Plaintiff Yer Her further argues that the Commissioner did not meet his burden of proof once plaintiff proved that she was unable to perform her past relevant work. Specifically, Her argues that the Commissioner should have had the burden of proving plaintiff's Residual Functional Capacity. Disability benefit claims are assessed using an established five-step analysis. As an initial matter, we note that the burden of proof lies with the claimant at steps one through four of the process, culminating with a claimant's proof that she cannot perform her past relevant work. The burden of proof shifts to the Commissioner only if the fifth step, proving that there is work available in the economy that the claimant can perform, is reached. See Bowen v. Yuckert, 482 U.S. 137, 146 (1987); Walters v. Comm. of Soc. Sec., 127 F.3d 525 (6th Cir. 1997). The rationale behind this rule is simple. It is thought to be unfair to require a lay claimant to prove that there are no jobs available in the economy which he can perform because such a determination requires a level of expertise in vocational matters. On the other hand, it is not unfair to require a claimant to prove the extent of his impairments. See Bowen v. Yuckert, 482 U.S. at 146 n. 5 ("It is not unreasonable to require the claimant, who is in a better position to provide information about his own medical condition, to do so.")

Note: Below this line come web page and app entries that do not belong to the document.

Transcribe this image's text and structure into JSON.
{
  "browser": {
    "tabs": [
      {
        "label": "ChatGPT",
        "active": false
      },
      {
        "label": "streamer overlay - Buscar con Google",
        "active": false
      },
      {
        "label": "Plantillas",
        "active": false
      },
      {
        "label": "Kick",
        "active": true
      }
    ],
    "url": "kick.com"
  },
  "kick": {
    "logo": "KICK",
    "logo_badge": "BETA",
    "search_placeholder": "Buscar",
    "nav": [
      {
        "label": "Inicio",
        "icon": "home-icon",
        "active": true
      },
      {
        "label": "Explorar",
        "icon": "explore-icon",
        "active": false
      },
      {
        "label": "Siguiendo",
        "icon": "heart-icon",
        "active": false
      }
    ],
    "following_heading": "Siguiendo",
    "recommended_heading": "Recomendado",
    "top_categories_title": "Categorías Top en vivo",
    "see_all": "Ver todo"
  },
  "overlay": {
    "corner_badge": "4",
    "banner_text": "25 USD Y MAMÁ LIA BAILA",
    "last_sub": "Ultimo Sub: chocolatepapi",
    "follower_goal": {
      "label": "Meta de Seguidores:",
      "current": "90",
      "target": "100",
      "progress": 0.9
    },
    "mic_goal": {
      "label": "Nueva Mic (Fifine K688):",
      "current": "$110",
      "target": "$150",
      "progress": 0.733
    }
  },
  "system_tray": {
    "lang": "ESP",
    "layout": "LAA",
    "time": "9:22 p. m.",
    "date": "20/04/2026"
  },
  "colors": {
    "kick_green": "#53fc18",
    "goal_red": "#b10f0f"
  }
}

Bearing in mind this rationale behind the shifting of the burden of proof in disability cases, we reject plaintiff's contention that once the burden of proof shifts to the Commissioner at step five, the Commissioner is then required to prove a claimant's Residual Functional Capacity. The determination of a claimant's Residual Functional Capacity is a determination based upon the severity of his medical and mental impairments. This determination is usually made at stages one through four, when the claimant is proving the extent of his impairments. If a claimant does not secure an official "Residual Functional Capacity" assessment by a medical or psychological examiner, and simply relies on other evidence to prove his impairments, it does not follow that the Commissioner subsequently must provide the RFC assessment at step five. The step five analysis is meant to determine, given the severity of the impairments already proven, whether there are jobs in the economy which a claimant can perform.

Plaintiff argues that some ambiguous language in Abbott v. Sullivan, 905 F.2d 918 (6th Cir. 1990), demonstrates that the burden of proving RFC also shifts to the Commissioner at step five. The pertinent language states that "[a]t this point [step five], the Secretary bears the burden of demonstrating that, notwithstanding the claimant's impairment, he retains the residual functional capacity to perform specific jobs existing in the national economy." Abbott v. Sullivan, 905 F.2d 918, 926 (6th Cir. 1990). The Abbott case, however, did not specifically address the issue before this court. Taken in context, the language was meant only to emphasize that the burden of proof shifts at step five in order to prove the availability of jobs in the national economy, and should not be read to expand that requirement. To require the Commissioner to prove a claimant's RFC at step five is essentially to partially shift the burden of proof required of a claimant at step four to the Commissioner. For these reasons, we reject the argument that if Residual Functional Capacity is not proven by the claimant before step five, the burden of proving it shifts to the Commissioner.

For the foregoing reasons, we AFFIRM the opinion of the District Court.